Ten days in the US with meetings on both coasts gave one the confidence that the White House, with the President in his second-term will pull out all the stops to engage corporations and politicians across the great divide to stop the economy from careening over the fiscal cliff. And its not all bad news for the US economy either. Housing is coming back which is always a good sign and consumer debt is at record low levels with most Americans having slowed down on their propensity for profligate spending in the last couple of years. The confidence in technology innovation and energy independence is also leading to the conviction that American manufacturing is coming back which will create the jobs and cascading prosperity that has been missing in the US for many years. And whether or not one believes the greatest nation on earth assertion that President Obama made in his acceptance speech, there is no doubt that a robust America is the surest hope for a stronger global economy in the medium-term.

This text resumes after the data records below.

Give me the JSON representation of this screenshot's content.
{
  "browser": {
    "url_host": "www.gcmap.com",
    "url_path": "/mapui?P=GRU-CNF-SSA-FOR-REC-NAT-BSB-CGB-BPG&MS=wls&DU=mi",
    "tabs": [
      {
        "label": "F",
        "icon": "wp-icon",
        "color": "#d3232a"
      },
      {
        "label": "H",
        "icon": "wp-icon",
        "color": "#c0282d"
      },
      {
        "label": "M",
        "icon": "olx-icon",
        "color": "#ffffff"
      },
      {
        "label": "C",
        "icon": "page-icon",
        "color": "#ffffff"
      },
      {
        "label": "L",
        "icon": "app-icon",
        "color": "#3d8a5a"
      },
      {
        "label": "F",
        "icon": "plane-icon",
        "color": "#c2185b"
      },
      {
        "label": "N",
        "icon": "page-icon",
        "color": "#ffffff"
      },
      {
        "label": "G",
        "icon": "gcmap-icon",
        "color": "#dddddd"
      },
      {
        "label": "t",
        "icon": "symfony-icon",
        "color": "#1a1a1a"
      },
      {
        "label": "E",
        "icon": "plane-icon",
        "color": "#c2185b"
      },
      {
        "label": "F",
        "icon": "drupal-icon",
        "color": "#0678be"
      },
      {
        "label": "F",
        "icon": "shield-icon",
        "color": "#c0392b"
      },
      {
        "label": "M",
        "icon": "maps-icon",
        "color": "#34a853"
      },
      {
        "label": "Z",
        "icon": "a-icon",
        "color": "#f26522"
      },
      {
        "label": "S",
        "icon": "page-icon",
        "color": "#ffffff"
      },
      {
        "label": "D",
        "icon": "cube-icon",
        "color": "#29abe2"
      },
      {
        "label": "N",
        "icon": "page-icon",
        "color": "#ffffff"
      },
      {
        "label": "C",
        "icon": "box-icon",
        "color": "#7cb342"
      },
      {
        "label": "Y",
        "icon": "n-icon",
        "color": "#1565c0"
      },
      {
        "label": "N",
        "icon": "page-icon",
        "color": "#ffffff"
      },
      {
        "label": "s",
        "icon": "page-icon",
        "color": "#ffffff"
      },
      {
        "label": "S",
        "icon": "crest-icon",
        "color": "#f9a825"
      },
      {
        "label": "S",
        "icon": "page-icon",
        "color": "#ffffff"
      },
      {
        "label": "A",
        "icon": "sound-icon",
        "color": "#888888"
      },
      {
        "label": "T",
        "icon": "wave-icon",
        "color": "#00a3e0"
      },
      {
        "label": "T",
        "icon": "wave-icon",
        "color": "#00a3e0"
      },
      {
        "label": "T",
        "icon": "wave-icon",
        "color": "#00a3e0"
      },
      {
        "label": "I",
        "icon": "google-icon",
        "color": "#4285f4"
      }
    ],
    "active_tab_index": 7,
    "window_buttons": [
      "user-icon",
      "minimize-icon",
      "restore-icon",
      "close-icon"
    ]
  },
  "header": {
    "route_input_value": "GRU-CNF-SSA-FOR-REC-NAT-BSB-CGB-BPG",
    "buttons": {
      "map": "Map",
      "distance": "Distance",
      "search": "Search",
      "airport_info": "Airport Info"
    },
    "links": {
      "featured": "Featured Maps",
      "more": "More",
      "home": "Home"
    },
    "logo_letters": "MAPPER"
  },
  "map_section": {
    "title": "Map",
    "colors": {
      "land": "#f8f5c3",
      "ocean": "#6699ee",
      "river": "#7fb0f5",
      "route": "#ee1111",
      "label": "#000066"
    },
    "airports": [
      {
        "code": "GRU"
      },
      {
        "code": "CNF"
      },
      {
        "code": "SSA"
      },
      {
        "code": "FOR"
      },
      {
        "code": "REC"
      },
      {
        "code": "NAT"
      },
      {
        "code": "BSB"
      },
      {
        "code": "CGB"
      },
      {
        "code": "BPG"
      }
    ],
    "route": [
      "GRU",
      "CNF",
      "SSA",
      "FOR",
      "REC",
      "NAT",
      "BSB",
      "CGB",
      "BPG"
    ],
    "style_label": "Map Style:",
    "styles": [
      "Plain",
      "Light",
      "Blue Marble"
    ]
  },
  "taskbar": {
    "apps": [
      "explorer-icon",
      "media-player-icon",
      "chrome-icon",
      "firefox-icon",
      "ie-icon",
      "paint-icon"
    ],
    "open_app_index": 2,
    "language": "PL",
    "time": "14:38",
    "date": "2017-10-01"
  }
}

Interesting trends have emerged too in the adoption of cloud, big data and social media in American corporations. While social media companies like Facebook and Zygna have lost their way and their market capitalisation in recent times, the good times continue for software as a service pioneers like Salesforce.com. The stepping stones to the cloud that had been laid by corporations in the last few years have now blossomed into what looks like an inter-state information superhighway with CIOs jostling for space in their path to an asset light pay per use IT infrastructure on the cloud.
Moreover, the success of the Obama campaign with its ability to capture large chunks of nation-wide data and mine slice and dice the data to target each segment of the voting public and get them out to the polls has been lauded as a triumph for Big Data, which will also hasten the adoption of new technologies for data warehousing and business intelligence within government and business. It may have been a bad quarter for most companies including IBM, Apple, Dell and Google but the resilience of firms like Cisco shows that there is still money to be made in corporate America even as spending patterns change in a recession wary economy.
Indian IT can take heart from the fact that corporations in the USA, our biggest market are still not negative about the future and will probably get a better hearing from the new administration as it seeks to forge a common agenda to first avert the fiscal and then find a robust path to recovery for employment and the economy. However there is much to be wary about, particularly for our top tier companies which are dependent on huge capital spends by large customers. These companies are worried today both by a projected lacklustre Thanksgiving and holiday season and the slackening of demand in China and Europe. A new team running China is expected to be good news for the economic recovery but low appetite for substantial construction and manufacturing projects in China could be a pointer to lower investments in the US as well.
As we near the end of a troubled calendar year, it is difficult to predict exactly how fiscal 2012-13 will end and what the economy has in store for us in the coming year. Nasscom has been sagacious in holding on to the lower end of its projection for double digit growth in this year though it will take a brave punter to forecast today if the IT outlook will be better or worse in 2013. However, there are still opportunities and discontinuities that exist in the global tech marketplace that can be chased and served by global tech firms as well as Indian product and services exporters. The ability to choose areas for investment and the willingness to invest in a new agenda for transformation is the key to differentiation that every company must seek to stand out in a choppy business environment!
The writer is vice-chairman & CEO of Zensar and chairman of the National Knowledge Committee of the CII